To answer this question correctly I feel that some of the key concepts of VoIP need to be explained.
Firstly, UDP is the most popular and widely used method for VoIP. Remember that an IP network is packet switched and ideal for non-real-time data communication and not designed for real-time VoIP.
To overcome this problem UDP is used. UDP is unreliable and connectionless protocol. Although UDP will lose packets the speech audio can still be understood, the brain will effectively compensate for the errors. Thats why you can still speak to someone on a phone with a 3 bars of signal.
Packet Loss and Burst Lengths
Packet loss often occurs due to congestion, so the amount of packet loss will depend on how well equiped the network is. Packet loss in VoIP using UDP will most often occur in burst lengths. A burst length is a the number of packets lost in succession in transmission, so a burst length of 3 means 3 packets in a row were lost.
Packet Loss Compensation
Where packet loss occurs simple packet loss compensation techniques will surfice and the Quality of Service will not be seriously effected, speech can still be understood even in cases where 20-30% of packets are lost. Methods include:
Repeat the last successfully
Fill in - Play silence in the gap.
Splicing - Effectively this can be
thought of taking removing
the gap caused by the burst length
by pushing the start and end of the
- Interpolation - Use knowledge of
speech before and after to
interpolate lost packets within the
gap e.g. mean between the packets successfully recieved
before and after the burst length.
A good method of reducing size of burst lengths is known as interleaving and thus increasing QoS is interleaving. A block interleave function takes the speech and splits it into a set of packets. These packets are loaded into a buffer the shape of a matrix (e.g. 4 by 4), a function is used rotate or transpose the buffer so the packets are not in order. On the reciever side the inverse of this function is used to re-order the packets. This method is simple and effective, See the figure below:
I recently created a small VoIP app. over a wireless LAN using UDP. I am not really sure of the exact requirements of your application but generally VoIP applications (between two hosts) can implemented as follows:
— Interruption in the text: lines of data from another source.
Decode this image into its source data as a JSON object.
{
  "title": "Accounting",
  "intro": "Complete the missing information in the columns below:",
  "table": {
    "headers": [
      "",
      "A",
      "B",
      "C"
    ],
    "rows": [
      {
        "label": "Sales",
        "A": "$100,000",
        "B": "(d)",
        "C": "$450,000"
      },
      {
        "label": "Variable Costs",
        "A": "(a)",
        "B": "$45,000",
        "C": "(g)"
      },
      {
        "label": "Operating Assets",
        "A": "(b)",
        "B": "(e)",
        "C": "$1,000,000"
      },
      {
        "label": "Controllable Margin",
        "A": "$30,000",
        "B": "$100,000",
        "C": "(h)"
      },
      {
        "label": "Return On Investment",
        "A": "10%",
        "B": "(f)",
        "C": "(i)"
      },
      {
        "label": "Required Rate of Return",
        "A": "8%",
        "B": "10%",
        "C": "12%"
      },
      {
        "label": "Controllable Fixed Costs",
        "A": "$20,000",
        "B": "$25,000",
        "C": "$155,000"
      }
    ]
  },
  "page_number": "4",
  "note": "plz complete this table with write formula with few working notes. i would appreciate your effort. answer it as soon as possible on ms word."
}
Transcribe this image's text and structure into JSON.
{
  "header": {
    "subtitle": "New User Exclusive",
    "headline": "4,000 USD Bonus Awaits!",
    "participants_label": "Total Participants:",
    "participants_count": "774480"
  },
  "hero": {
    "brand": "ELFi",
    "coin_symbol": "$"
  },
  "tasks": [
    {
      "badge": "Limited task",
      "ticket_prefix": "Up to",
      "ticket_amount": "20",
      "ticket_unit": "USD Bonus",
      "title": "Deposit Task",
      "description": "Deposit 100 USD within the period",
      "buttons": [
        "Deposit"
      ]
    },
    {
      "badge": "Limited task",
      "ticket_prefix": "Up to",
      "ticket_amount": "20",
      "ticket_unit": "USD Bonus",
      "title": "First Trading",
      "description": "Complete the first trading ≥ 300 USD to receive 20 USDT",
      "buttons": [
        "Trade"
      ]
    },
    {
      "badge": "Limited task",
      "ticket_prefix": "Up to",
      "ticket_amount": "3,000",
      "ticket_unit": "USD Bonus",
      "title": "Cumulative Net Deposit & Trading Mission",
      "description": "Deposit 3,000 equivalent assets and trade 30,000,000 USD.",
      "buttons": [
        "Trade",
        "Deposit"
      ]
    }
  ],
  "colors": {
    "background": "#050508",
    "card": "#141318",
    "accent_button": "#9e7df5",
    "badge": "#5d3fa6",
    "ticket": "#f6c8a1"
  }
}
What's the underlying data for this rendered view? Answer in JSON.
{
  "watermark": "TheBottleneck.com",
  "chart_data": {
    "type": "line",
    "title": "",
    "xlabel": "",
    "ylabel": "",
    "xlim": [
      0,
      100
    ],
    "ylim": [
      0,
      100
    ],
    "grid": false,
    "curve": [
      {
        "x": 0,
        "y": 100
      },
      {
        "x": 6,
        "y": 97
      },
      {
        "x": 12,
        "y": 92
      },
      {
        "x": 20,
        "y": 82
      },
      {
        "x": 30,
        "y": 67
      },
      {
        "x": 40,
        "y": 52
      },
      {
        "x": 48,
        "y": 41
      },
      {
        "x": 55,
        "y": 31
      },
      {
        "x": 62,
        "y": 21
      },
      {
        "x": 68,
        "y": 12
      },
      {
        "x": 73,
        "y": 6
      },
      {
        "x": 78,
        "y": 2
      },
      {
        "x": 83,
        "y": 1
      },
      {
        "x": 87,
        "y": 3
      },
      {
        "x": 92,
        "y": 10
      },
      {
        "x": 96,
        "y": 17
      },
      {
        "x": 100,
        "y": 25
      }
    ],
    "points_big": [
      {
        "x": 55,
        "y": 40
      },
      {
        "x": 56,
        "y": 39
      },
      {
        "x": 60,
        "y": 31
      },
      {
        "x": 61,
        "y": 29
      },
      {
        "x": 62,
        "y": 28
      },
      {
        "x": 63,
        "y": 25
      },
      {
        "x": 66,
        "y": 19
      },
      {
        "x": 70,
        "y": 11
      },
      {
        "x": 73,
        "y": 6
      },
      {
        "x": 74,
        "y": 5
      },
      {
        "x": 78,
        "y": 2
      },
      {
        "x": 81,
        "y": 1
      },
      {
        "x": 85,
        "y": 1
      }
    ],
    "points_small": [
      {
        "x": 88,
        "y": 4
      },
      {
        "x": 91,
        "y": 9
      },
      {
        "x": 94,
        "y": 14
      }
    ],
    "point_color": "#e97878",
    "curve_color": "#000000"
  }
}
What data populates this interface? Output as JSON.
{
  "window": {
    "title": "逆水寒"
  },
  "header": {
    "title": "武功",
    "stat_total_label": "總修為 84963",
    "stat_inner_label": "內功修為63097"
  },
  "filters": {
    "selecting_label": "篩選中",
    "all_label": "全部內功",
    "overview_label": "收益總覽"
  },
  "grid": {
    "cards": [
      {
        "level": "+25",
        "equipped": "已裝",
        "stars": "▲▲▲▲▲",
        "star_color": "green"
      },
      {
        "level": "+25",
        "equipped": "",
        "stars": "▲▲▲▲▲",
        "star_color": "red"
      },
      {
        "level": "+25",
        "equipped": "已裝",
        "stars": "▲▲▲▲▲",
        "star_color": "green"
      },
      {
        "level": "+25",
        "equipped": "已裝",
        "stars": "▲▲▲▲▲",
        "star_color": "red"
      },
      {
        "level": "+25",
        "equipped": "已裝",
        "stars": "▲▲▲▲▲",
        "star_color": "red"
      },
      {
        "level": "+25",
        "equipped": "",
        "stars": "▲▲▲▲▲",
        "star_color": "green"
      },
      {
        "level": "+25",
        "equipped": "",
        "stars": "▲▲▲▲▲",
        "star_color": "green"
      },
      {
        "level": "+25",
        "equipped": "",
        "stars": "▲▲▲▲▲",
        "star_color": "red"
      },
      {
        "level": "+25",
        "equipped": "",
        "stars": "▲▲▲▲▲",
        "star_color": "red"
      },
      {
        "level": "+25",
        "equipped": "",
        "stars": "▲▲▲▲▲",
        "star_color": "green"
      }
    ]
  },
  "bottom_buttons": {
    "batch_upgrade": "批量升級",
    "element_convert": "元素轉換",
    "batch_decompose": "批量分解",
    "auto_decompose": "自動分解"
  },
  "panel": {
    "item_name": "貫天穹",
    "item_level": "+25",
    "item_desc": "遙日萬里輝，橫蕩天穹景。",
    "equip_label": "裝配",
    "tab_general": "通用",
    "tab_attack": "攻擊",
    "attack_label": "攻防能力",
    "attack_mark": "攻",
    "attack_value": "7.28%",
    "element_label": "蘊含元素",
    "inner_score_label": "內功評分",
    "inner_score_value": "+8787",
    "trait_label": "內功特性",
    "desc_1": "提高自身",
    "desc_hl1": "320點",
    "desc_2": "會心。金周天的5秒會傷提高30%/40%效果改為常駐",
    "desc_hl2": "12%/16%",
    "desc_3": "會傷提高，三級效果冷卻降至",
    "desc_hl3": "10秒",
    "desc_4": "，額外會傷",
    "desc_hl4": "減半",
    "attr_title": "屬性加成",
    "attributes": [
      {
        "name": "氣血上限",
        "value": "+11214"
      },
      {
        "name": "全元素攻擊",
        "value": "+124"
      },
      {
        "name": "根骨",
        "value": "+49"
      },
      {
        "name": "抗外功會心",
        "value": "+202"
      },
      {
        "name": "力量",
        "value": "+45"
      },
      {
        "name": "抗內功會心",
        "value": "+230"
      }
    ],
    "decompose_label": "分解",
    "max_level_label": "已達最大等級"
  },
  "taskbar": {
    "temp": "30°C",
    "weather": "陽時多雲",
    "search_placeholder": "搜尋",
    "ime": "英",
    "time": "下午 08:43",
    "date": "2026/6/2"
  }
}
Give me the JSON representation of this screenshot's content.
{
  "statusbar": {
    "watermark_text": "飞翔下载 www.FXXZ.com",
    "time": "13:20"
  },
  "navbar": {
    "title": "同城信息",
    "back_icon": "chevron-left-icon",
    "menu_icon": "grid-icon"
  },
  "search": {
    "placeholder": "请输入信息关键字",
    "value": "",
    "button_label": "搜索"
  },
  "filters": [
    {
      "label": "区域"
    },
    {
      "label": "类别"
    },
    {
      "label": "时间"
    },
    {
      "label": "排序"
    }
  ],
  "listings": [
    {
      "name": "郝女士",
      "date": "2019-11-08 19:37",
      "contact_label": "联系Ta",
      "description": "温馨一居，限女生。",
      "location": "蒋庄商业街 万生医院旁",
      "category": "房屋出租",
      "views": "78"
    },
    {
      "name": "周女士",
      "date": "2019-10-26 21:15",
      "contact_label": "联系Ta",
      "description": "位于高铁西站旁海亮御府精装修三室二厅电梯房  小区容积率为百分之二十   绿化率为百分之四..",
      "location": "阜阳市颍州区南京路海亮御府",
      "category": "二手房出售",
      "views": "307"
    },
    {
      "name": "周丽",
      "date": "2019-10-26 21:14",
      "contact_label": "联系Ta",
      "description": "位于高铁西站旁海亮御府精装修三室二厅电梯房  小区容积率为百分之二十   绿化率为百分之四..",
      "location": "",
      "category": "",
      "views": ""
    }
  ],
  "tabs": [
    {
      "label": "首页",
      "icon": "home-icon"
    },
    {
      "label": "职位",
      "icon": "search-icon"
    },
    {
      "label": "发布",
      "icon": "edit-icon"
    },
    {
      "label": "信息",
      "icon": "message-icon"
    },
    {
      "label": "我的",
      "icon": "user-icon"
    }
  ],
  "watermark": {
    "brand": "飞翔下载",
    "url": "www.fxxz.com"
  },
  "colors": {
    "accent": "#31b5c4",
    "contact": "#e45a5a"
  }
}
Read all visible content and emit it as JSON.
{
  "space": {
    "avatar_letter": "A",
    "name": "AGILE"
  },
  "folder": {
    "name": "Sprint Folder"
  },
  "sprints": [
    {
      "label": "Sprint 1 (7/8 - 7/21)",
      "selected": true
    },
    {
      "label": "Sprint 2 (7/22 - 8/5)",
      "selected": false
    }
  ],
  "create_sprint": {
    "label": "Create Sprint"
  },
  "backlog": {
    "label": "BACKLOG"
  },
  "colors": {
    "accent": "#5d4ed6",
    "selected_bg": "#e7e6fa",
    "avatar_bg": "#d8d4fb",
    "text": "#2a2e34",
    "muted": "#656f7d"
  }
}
In the diagram the application defines it's own packet design. The header could just be the packet number (using 1 byte) and the payload the audio data (n bytes, size of payload). Defining this allows better packet compensation techniques and allows for a logical flow for programming.
TCP is a bad choice for VoIP for several reasons. A quick google of 'TCP VoIP' reveals why the first result backing this view.
TCP is a reliable, connection-orrientated protocol, this means that packets which are lost in transmission will at some point be resent from the other host. This retransmission is impractical for real-time services and will increase jitter, latency and possibly increase packet loss (in some cases).
Answers to Your Questions
What I get is basically just noise. 20% of it is the recorded sound and the rest is just weird noise.
TCP should not introduce noise, it should introduce jitter and latency.
Sockets tend to have an automatically defined time-out time, do you define the time-out time? If not what happens why you do not recieve the correct packet in time before playback?
Am I on the right tracks? Is it even good idea to use TCP/IP for this kind of application (voice conferencing of sorts)?
No do NOT use TCP/IP it is not a good idea. It appears that your manager has incorrectly assumed that any packet loss is a terrible thing.
Some general key concepts have been shown here to try and help as much as possible for this specific problem, however this should not be considered exhaustive. Make sure the VoIP system also uses some underlying principles of speech coding/signal processing techniques.
The key points to remember are:
I hope this helps.